Our CEO Tim Edwards was a pioneer in the field of gaming-focused social media growth. Before Publisher Collective and Network N Media, Tim was responsible for the significant growth of PC Gamer’s social presence. At a time when social media platforms were slowly coming into the conversation, Tim capitalized on a few key qualities of PC Gamer’s effective social media strategy. We’ll break them down for you here.
Be first, and be loud
Tim attributes some of PC Gamer’s runaway social media success to being an early adopter of Twitter (X).
“We got a Twitter account like two days after it launched,” Edwards says. “Just getting in there early and going ‘what do we Tweet about?’ It exploded.”
The key to virality on a new social media platform is being one of the first to arrive at the party. Posting often will please the algorithm, and will cause your content to be shown to new users. This could be bad news for site owners who are looking to make the move to Threads, if they haven’t done so already.
“Every platform has a sort of curve of how easy it is to get big,” Edwards says. “It’s being in there at the very start. If you’re interested in getting big on Threads, I would have joined two weeks ago. But I would do it now rather than in two weeks’ time. The level of engagement these new platforms want early on – they want to reward people as soon as possible.”
Seek out the superior platform and stick with it

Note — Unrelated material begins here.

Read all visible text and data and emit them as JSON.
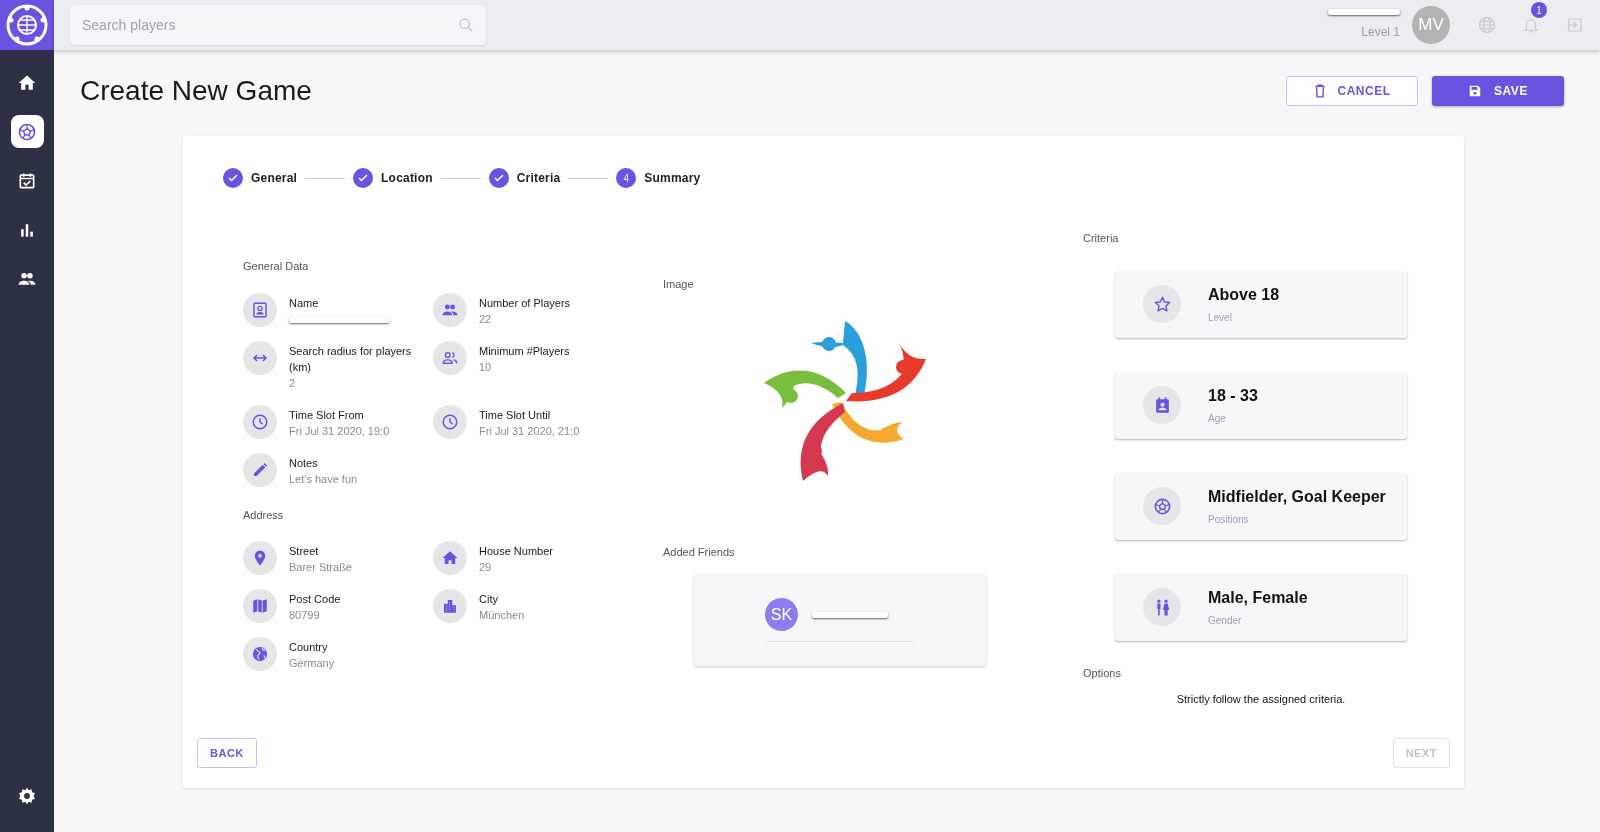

Tim clued us in on his understanding that social media sites attract a set audience and reward particular content. Video is king across Instagram and Tiktok, but sites like Reddit and Twitter (X) still prioritize text-based content. Consider the time sink of content creation as well. Where you might be able to dash out a few successful Twitter (X) threads amidst some not-so-successful Tweets, you may only be able to make one or two videos for TikTok in a week. What if that content doesn’t do well?
“You have to understand what your site and site values are, and whether they are in the right sort of world for a social media platform,” says Edwards. “It’s knowing you have to align the platform with the site. It doesn’t just have to be ‘I’m on here for the sake of being big because that’s the new thing.’”
“If you’re making TikTok or YouTube videos, you have to either treat it as a hobby, or as a sort of community freebie that has secondary value. If you’re trying to say ‘I’m going to build this stuff over here and it’s going to deliver me web traffic,’ it won’t.”
We hold a quarterly webinar about different topics catered to site owners. Why not check out our back catalog here? Our webinars are free to attend, and there’s always an opportunity to ask our industry professionals your questions. Follow us on Twitter (X) and LinkedIn to be sure you don’t miss out on our next webinar.